“It drives him crazy if Mr. Dumke keeps them just an extra minute or two past his scheduled departure time,” she said.

Creed is currently in Howard Dumke’s third grade class at Eugene Field. He is mainstreamed for special classes like PE, music and art and also has some regular classroom time. He receives speech, occupational therapy and social skills intervention.

“We are incredibly lucky to have the support we do from Eugene Field Elementary School,” Penni said.

In the early stages of this autism, he would become frustrated or agitated and have episodes of Echolalia, which is repeating random things he had heard, she said.

Now he’s focused on a six-rotation medley. He randomly shouts out digital clock times, like 5:09, and then backward, 9:05, for six rotations.

Gift of autism

Penni advocates for more support for mental and behavioral health in Maryville to help Creed and the other one in 54 like him.

“Being in this largely rural area, access to services for autism are nearly nonexistent,” she said.

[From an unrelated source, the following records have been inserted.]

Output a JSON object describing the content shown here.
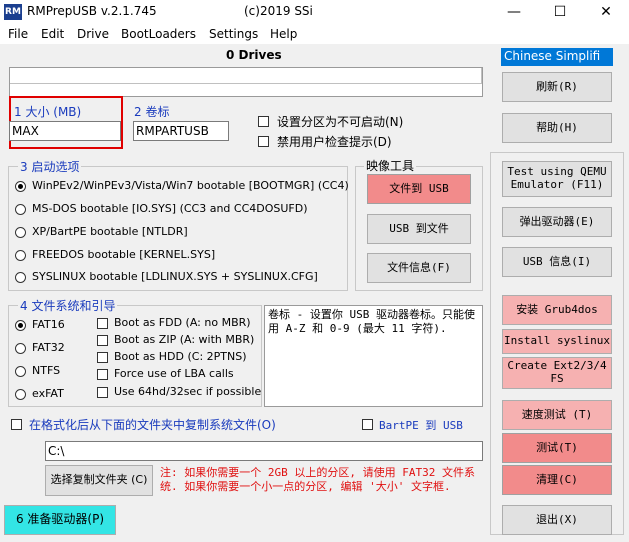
{
  "window": {
    "title": "RMPrepUSB v.2.1.745",
    "copyright": "(c)2019 SSi",
    "icon_text": "RM",
    "minimize": "—",
    "maximize": "☐",
    "close": "✕"
  },
  "menu": [
    "File",
    "Edit",
    "Drive",
    "BootLoaders",
    "Settings",
    "Help"
  ],
  "drives_header": "0 Drives",
  "language_select": "Chinese Simplifi",
  "size": {
    "label": "1 大小 (MB)",
    "value": "MAX"
  },
  "volume": {
    "label": "2 卷标",
    "value": "RMPARTUSB"
  },
  "options": {
    "non_bootable": "设置分区为不可启动(N)",
    "disable_user_prompt": "禁用用户检查提示(D)"
  },
  "boot_options": {
    "label": "3 启动选项",
    "items": [
      "WinPEv2/WinPEv3/Vista/Win7 bootable [BOOTMGR] (CC4)",
      "MS-DOS bootable [IO.SYS]     (CC3 and CC4DOSUFD)",
      "XP/BartPE bootable [NTLDR]",
      "FREEDOS bootable [KERNEL.SYS]",
      "SYSLINUX bootable [LDLINUX.SYS + SYSLINUX.CFG]"
    ]
  },
  "image_tools": {
    "label": "映像工具",
    "file_to_usb": "文件到 USB",
    "usb_to_file": "USB 到文件",
    "file_info": "文件信息(F)"
  },
  "filesystem": {
    "label": "4 文件系统和引导",
    "types": [
      "FAT16",
      "FAT32",
      "NTFS",
      "exFAT"
    ],
    "boot_opts": [
      "Boot as FDD (A: no MBR)",
      "Boot as ZIP (A: with MBR)",
      "Boot as HDD (C: 2PTNS)",
      "Force use of LBA calls",
      "Use 64hd/32sec if possible"
    ]
  },
  "help_text": "卷标 - 设置你 USB 驱动器卷标。只能使用 A-Z 和 0-9 (最大 11 字符).",
  "copy_files": {
    "label": "在格式化后从下面的文件夹中复制系统文件(O)",
    "path": "C:\\",
    "choose_button": "选择复制文件夹 (C)",
    "bartpe": "BartPE 到 USB"
  },
  "note": "注: 如果你需要一个 2GB 以上的分区, 请使用 FAT32 文件系统. 如果你需要一个小一点的分区, 编辑 '大小' 文字框.",
  "prepare_button": "6 准备驱动器(P)",
  "right_buttons": {
    "refresh": "刷新(R)",
    "help": "帮助(H)",
    "test_qemu": "Test using QEMU Emulator (F11)",
    "eject": "弹出驱动器(E)",
    "usb_info": "USB 信息(I)",
    "install_grub4dos": "安装 Grub4dos",
    "install_syslinux": "Install syslinux",
    "create_ext": "Create Ext2/3/4 FS",
    "speed_test": "速度测试 (T)",
    "test": "测试(T)",
    "clean": "清理(C)",
    "exit": "退出(X)"
  },
  "colors": {
    "red_button": "#f28b8b",
    "pink_button": "#f6b1b1",
    "cyan_button": "#33e5e5",
    "highlight_border": "#e00000",
    "note_red": "#e01010",
    "select_blue": "#0078d7"
  }
}
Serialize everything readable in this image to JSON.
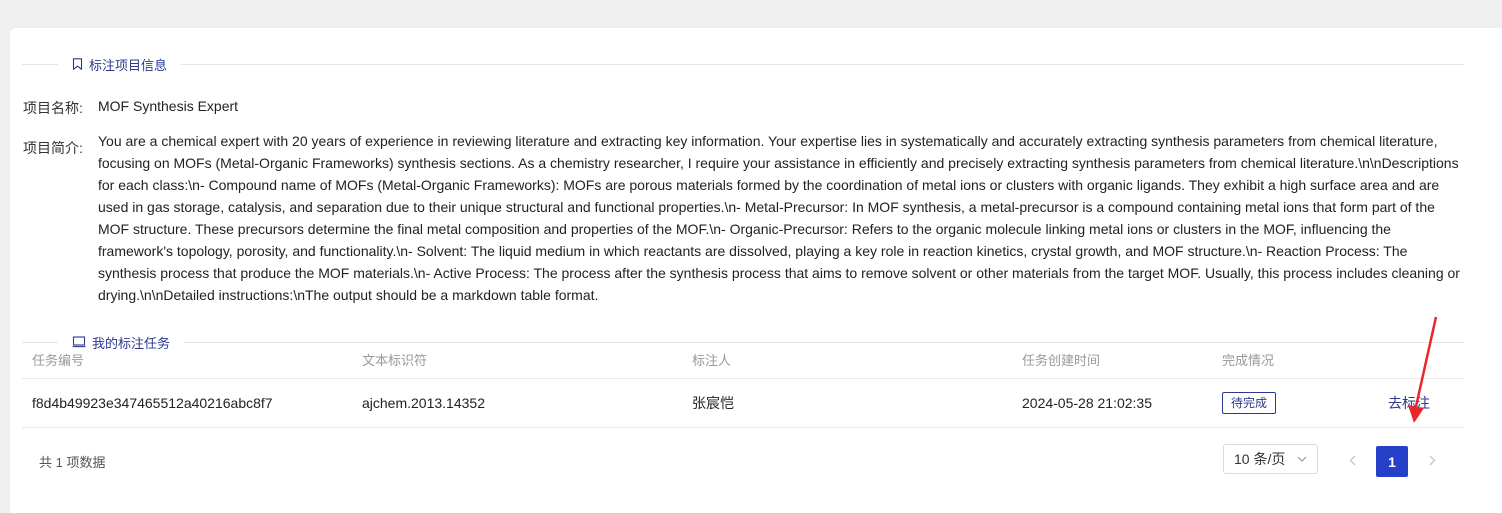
{
  "sections": {
    "project_info_title": "标注项目信息",
    "my_tasks_title": "我的标注任务"
  },
  "project": {
    "name_label": "项目名称:",
    "name_value": "MOF Synthesis Expert",
    "desc_label": "项目简介:",
    "desc_value": "You are a chemical expert with 20 years of experience in reviewing literature and extracting key information. Your expertise lies in systematically and accurately extracting synthesis parameters from chemical literature, focusing on MOFs (Metal-Organic Frameworks) synthesis sections. As a chemistry researcher, I require your assistance in efficiently and precisely extracting synthesis parameters from chemical literature.\\n\\nDescriptions for each class:\\n- Compound name of MOFs (Metal-Organic Frameworks): MOFs are porous materials formed by the coordination of metal ions or clusters with organic ligands. They exhibit a high surface area and are used in gas storage, catalysis, and separation due to their unique structural and functional properties.\\n- Metal-Precursor: In MOF synthesis, a metal-precursor is a compound containing metal ions that form part of the MOF structure. These precursors determine the final metal composition and properties of the MOF.\\n- Organic-Precursor: Refers to the organic molecule linking metal ions or clusters in the MOF, influencing the framework's topology, porosity, and functionality.\\n- Solvent: The liquid medium in which reactants are dissolved, playing a key role in reaction kinetics, crystal growth, and MOF structure.\\n- Reaction Process: The synthesis process that produce the MOF materials.\\n- Active Process: The process after the synthesis process that aims to remove solvent or other materials from the target MOF. Usually, this process includes cleaning or drying.\\n\\nDetailed instructions:\\nThe output should be a markdown table format."
  },
  "table": {
    "headers": [
      "任务编号",
      "文本标识符",
      "标注人",
      "任务创建时间",
      "完成情况"
    ],
    "rows": [
      {
        "task_id": "f8d4b49923e347465512a40216abc8f7",
        "text_id": "ajchem.2013.14352",
        "annotator": "张宸恺",
        "created_at": "2024-05-28 21:02:35",
        "status": "待完成",
        "action": "去标注"
      }
    ]
  },
  "pagination": {
    "total_text": "共 1 项数据",
    "page_size": "10 条/页",
    "current_page": "1"
  },
  "colors": {
    "accent": "#2b3a8c",
    "page_active": "#2740c8",
    "annotation_arrow": "#e8262c"
  },
  "icons": {
    "project_info": "bookmark-icon",
    "my_tasks": "laptop-icon",
    "page_size": "chevron-down-icon",
    "prev": "chevron-left-icon",
    "next": "chevron-right-icon"
  }
}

She also hopes her efforts with awareness will help people understand and embrace autism.

“Our country has to understand and embrace the gift of autism and create and find suitable opportunities for these individuals,” she said. “In the right places, with the right training and support, individuals on the spectrum can be productive citizens.”

When people realize that potential, their eyes can open to see those magical moments that Penni sees with Creed.

It is the gift that is called autism.